Now that I am back into dressmaking – can you tell? – I have started following more of those types of blogs and now I know all the hot topics and favourite patterns. I fancied a go at t-shirts and Sewaholic’s Renfrew pattern seems to be the choice of those in the know at the moment so I ordered a copy. You may remember, if you have been here before, that I was going to have a go at making my own knickers but, so far, the attaching of stretchy elastic to stretchy fabric, has proved an elusive skill and, being one of those people that buy all the stuff necessary for something before actually knowing if they are going to actually like it, I have lots of stretch fabric in my stash with nowhere to go. The fabric I used is possibly a little silky and fine for what I would normally describe as a t-shirt but it was only 3.99 a metre so I thought I’d have a play with it and sort of use it to make a toile. Anyway, my first mistake was to forget the pattern was sized in U.S. sizes so I made it about 3 sizes too big but, as the sleeve seams and side seams are all sewn in one, it was easy to take it in. I had followed Lladybird‘s advice and cut an inch off the neck band so that you have to stretch it slightly to fit but I think another inch could have come off. I’m not 100% certain I like the band around the bottom even though it does make for a neat edge so, next time – and there is already another version on the cutting board – I might do something a little different.
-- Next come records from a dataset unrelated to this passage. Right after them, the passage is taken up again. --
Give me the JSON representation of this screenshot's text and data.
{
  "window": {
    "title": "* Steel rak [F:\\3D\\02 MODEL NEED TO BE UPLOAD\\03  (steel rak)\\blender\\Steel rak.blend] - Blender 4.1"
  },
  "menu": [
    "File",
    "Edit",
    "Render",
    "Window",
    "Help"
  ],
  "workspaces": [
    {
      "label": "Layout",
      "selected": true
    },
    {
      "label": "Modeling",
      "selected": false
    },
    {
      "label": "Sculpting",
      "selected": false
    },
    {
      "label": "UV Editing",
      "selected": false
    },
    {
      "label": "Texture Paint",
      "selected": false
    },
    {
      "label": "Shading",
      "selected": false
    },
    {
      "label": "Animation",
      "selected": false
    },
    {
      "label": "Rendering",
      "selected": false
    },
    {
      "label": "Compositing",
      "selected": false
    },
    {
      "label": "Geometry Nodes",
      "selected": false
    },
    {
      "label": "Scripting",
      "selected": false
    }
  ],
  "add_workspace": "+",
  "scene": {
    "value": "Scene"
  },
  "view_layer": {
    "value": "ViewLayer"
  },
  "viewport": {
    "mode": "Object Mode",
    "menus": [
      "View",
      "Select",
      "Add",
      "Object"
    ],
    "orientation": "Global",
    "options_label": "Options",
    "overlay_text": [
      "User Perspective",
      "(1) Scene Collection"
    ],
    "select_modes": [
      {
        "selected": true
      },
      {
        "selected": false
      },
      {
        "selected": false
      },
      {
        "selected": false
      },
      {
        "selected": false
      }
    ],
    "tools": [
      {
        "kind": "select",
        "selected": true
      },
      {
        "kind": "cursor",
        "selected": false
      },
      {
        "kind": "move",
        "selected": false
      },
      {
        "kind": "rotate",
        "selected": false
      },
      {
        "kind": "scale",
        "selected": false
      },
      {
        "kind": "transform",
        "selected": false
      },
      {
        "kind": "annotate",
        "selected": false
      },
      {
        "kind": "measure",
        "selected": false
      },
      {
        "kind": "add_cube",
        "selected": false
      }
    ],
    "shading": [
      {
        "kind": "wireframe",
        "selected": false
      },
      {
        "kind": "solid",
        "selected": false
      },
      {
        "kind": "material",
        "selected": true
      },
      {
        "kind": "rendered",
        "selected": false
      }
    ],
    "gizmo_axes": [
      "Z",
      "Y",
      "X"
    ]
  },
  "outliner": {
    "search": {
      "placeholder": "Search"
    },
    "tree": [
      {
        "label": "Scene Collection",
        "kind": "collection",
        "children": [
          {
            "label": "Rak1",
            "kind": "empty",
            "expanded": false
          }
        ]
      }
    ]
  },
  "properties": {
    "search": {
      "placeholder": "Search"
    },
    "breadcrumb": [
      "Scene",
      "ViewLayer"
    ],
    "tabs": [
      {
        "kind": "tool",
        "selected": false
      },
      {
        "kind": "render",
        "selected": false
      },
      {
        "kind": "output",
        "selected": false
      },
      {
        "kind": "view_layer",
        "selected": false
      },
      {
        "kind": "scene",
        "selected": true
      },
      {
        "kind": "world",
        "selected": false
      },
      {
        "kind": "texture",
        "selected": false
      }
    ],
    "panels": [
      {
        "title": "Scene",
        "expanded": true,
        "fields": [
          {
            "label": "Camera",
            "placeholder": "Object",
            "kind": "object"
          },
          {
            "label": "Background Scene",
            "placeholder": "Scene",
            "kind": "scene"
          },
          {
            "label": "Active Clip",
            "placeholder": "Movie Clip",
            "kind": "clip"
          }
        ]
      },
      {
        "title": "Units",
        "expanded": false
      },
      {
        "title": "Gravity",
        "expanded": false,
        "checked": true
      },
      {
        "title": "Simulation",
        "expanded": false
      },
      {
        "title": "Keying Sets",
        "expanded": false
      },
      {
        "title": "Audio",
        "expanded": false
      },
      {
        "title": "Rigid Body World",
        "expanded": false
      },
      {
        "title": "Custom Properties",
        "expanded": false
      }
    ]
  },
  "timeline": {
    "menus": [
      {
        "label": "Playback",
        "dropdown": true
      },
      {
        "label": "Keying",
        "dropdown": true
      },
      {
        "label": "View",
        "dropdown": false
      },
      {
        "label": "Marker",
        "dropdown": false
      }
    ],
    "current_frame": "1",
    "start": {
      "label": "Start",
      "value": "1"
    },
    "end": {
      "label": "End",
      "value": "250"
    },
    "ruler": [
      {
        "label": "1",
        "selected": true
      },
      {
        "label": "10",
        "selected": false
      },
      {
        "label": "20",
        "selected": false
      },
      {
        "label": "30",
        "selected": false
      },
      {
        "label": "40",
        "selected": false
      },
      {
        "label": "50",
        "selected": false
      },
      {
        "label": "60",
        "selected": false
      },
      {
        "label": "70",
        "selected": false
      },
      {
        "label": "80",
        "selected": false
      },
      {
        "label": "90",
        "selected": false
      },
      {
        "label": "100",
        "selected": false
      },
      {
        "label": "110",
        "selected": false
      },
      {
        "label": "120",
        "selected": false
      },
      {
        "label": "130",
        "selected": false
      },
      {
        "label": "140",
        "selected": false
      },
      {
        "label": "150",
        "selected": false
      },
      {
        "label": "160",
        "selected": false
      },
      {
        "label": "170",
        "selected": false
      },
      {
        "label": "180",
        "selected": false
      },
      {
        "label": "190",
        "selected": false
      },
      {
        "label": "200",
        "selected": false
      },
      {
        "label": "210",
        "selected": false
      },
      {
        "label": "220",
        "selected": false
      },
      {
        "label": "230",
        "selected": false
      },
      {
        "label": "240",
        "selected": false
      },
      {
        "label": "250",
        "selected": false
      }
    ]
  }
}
I don’t know whether I mentioned that my god-daughter is expecting a baby in October so my thoughts have turned to baby clothes which, more than babies themselves, making me go all wibbly. I am going to make her a quilt – better get started soon knowing my record with having a quilt ready for an actual date – but, in the meantime,I ran up some of these gorgeous little bibs which you put on your baby like a little bandana – how cute are they? Not having a baby to hand – and I say that without regret – I used a couple of rather fetching bears to model them for me. Note that these are very posh baby bibs as they are made from Liberty of London tana lawn and, normally, I wouldn’t condone drooling or vomiting on such beauteous fabric.
These can also look quite cute on dogs though, with that type, you need to put a channel through the top for the collar to go through and, of course, I do happen to have a dog to hand for posing purposes. Note that there is an absence of Liberty of London here as drooling and vomiting are only two of the many perils where my dogs are concerned, another being fox poo.
I am going over to the U.K. for one of my rare visits later this month so, if I don’t get chance to post again before then, I will be back to tell you all about my trip which will definitely involve fish and chips, Brighton, fabric shopping and, possibly, a visit to my parents.